Choosing New Omens, Rebecca BilkauThe jacket is off white with a square full colour box in the middle above which is the pamphlet title (lower case back) and below it the author's name: lower case black italics, a little smaller than the print of the title. INside the box the imagery is abstract but it is a painting divided into two halfs and reminds me of the interior walls of a wooden house. There are s hapes that resemble stairs, squares that could be windows and circles that could be a moon. But it could just be lovely shapes in colours of brown and white and blue.

Wayleave Press, 2015    £5.00

Settling and unsettling

Rebecca Bilkau, who has changed her country from England to Germany, understands how a place is never single: it’s buried under the layers of its own past and also responds to whatever people bring with them. This awareness runs through this pamphlet, connecting the poems securely but lightly. She doesn’t let it become the surface of the poems (that would be too obvious) but makes it the foundation. Like buildings, poems need good foundations.

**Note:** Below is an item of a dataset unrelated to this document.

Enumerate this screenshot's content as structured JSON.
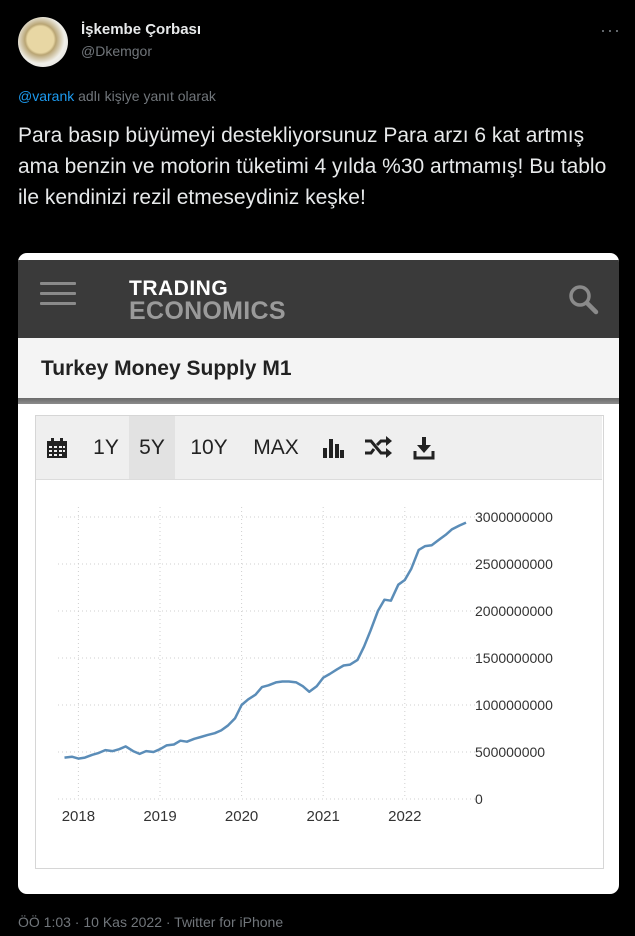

Sunday evening and bluegrass music drives us
through an everywhere and nowhere till we hit
a babel of welcome signs.

These are the opening lines of the opening poem. The ‘place’ is universal — a car interior, two people, music (with choice defining the listeners), the ‘everywhere and nowhere’ anonymity of motorways and autobahns, the blandness of tourist ‘welcome signs’. I like ‘babel’: it combines the babble of speech with the list of separate languages, and the way they diminish the experience they are promoting. But ‘hit’? It’s so short a word you might miss it on first reading. It’s not an obvious usage, but the reverse. There’s something unsettling here that repays examination. I’ve withheld the title in order to concentrate on the lines, but the explanation was there, in plain sight — ‘On Not Going to Bergen-Belsen’.

This tension between past and present hovers around the poems, whether they are ostensibly about making a home, or looking at the landscape, or dealing with ‘the language of inarticulacy’ in a supermarket, where the speakers are refugees, speaking not German but their own language. It makes the slim pamphlet feel larger than its fifteen poems.

The final poem returns to the car, ‘Autobahned out of context’, caught between a Christmas visit and home, travelling with the radio’s soundtrack of a Sami story teller ‘who crunches through the speakers with frost holes // in her prose’ as she talks about ‘her people’.

It’s as though we can never be simply in one place at a time, as though there are multitudes around us and part of us, that we have to accept this. I’ve seen full length collections that have achieved less.

D A Prince